THE TASK:
Go through the data and retrieve each line that includes the string "Time".

[[ INFORMATION SHOWN, beginning ]]

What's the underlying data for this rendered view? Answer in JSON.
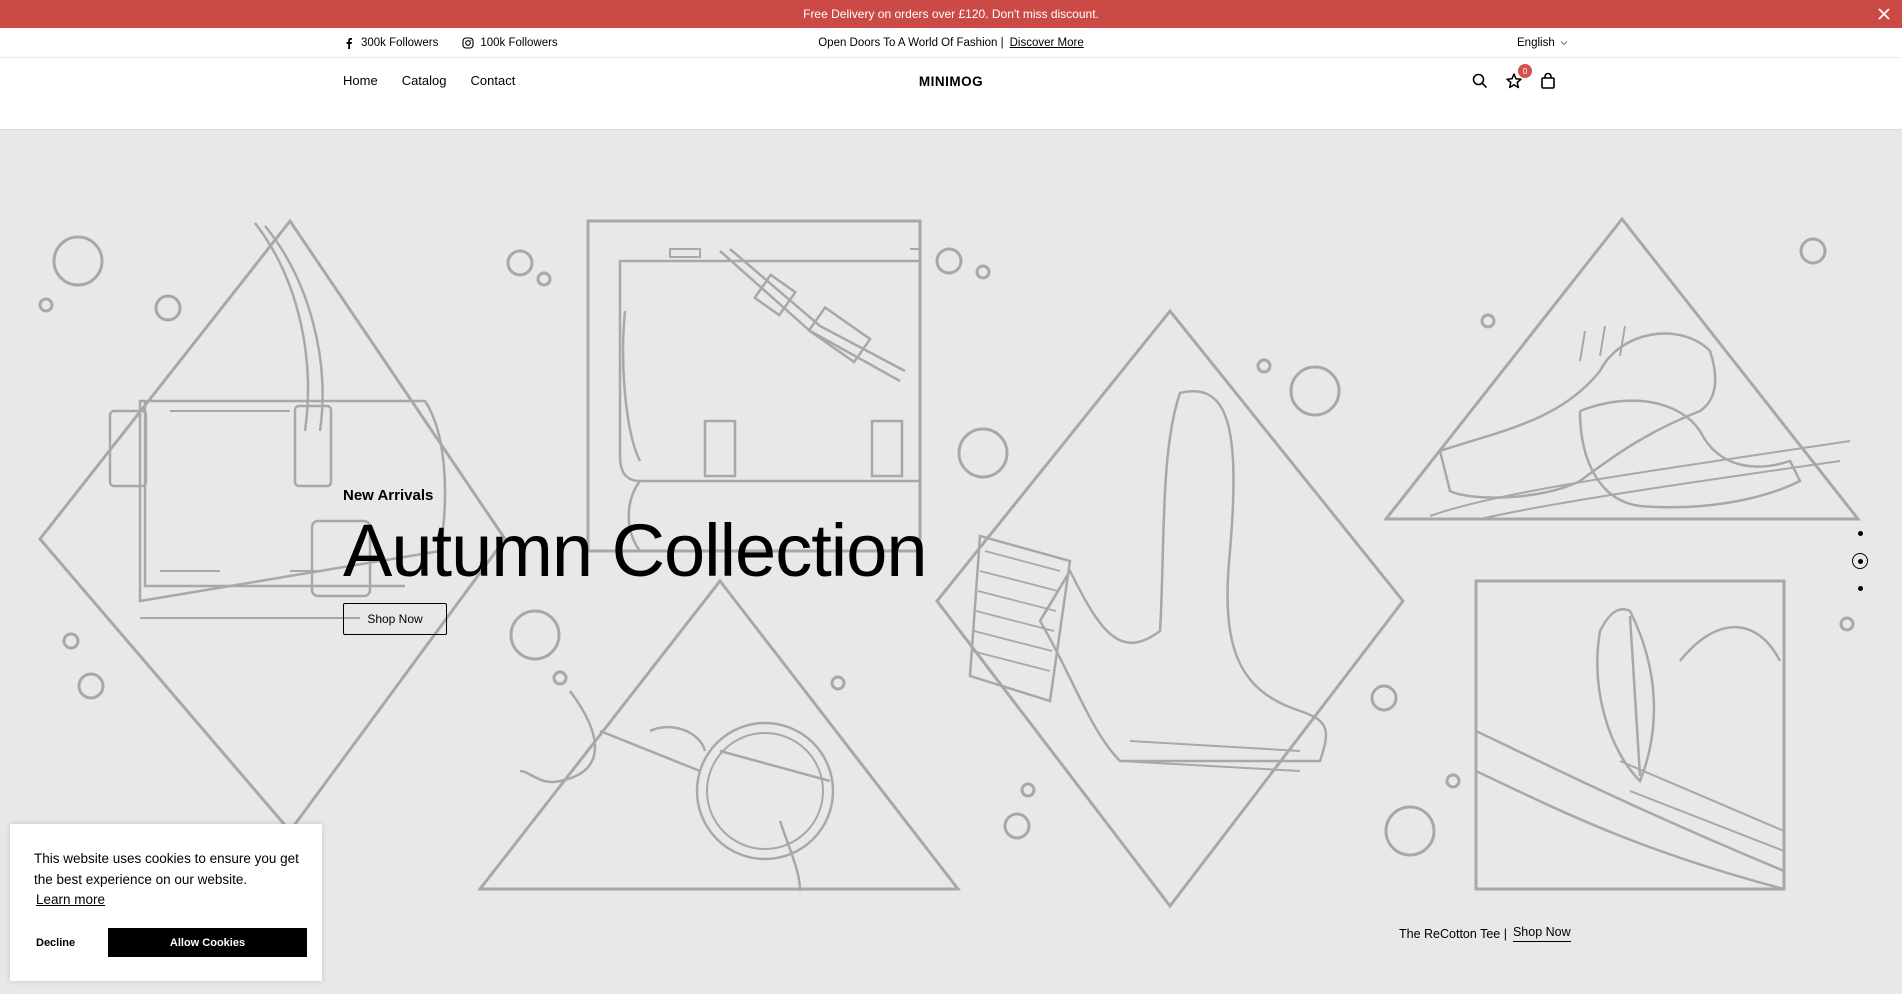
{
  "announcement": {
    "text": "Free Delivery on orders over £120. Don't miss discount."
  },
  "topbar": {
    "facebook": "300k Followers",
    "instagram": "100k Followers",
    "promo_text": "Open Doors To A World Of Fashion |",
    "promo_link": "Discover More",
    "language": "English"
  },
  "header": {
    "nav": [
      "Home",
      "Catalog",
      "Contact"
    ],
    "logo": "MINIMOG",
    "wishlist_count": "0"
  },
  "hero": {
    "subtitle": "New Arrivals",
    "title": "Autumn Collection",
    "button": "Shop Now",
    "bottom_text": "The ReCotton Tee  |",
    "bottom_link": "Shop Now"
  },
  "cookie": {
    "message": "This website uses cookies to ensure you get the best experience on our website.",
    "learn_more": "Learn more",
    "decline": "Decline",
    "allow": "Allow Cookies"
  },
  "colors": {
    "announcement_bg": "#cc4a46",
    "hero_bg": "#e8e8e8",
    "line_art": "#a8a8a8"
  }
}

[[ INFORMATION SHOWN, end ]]
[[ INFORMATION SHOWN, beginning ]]

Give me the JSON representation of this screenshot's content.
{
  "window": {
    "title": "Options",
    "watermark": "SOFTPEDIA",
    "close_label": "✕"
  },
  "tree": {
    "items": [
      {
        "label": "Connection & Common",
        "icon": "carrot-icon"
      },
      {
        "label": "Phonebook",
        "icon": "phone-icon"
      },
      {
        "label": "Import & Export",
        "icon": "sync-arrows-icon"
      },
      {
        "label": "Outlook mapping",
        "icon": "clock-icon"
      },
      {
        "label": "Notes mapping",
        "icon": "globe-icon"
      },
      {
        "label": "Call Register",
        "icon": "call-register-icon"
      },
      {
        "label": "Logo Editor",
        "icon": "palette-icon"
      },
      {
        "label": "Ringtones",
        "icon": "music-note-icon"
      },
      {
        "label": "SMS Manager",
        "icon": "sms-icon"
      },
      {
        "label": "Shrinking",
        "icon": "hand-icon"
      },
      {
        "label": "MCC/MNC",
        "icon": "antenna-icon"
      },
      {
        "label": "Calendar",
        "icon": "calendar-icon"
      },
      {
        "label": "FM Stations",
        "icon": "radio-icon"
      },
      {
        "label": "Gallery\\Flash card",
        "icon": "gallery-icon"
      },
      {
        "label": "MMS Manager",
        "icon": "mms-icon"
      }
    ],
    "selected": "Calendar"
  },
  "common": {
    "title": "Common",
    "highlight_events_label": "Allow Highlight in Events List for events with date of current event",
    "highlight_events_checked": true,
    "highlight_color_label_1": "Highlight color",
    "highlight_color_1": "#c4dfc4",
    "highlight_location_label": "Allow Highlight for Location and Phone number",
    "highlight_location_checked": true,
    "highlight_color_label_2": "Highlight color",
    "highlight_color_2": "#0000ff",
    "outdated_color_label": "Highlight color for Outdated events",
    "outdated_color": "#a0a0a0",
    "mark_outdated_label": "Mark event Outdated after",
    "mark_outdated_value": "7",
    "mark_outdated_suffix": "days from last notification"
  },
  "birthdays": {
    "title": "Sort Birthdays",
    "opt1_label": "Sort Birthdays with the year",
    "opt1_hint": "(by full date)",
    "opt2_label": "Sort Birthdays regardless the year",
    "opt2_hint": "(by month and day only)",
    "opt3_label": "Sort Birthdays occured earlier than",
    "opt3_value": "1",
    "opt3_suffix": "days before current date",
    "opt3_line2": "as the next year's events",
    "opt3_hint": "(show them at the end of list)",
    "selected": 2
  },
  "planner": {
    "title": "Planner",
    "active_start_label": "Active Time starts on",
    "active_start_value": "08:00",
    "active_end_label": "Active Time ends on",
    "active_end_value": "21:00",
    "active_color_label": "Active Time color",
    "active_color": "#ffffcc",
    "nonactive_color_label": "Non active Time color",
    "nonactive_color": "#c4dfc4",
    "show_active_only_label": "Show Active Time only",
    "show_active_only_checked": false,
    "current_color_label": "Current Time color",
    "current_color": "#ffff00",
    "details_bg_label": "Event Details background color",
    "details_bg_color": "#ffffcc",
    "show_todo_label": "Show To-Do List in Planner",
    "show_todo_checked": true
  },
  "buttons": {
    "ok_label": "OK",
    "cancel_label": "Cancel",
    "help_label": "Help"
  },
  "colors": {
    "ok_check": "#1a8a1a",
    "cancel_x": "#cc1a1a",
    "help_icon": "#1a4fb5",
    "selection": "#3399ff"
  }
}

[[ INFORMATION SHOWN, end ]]

ANSWER TO THE EXERCISE:
    "active_start_label": "Active Time starts on",
    "active_end_label": "Active Time ends on",
    "active_color_label": "Active Time color",
    "nonactive_color_label": "Non active Time color",
    "show_active_only_label": "Show Active Time only",
    "current_color_label": "Current Time color",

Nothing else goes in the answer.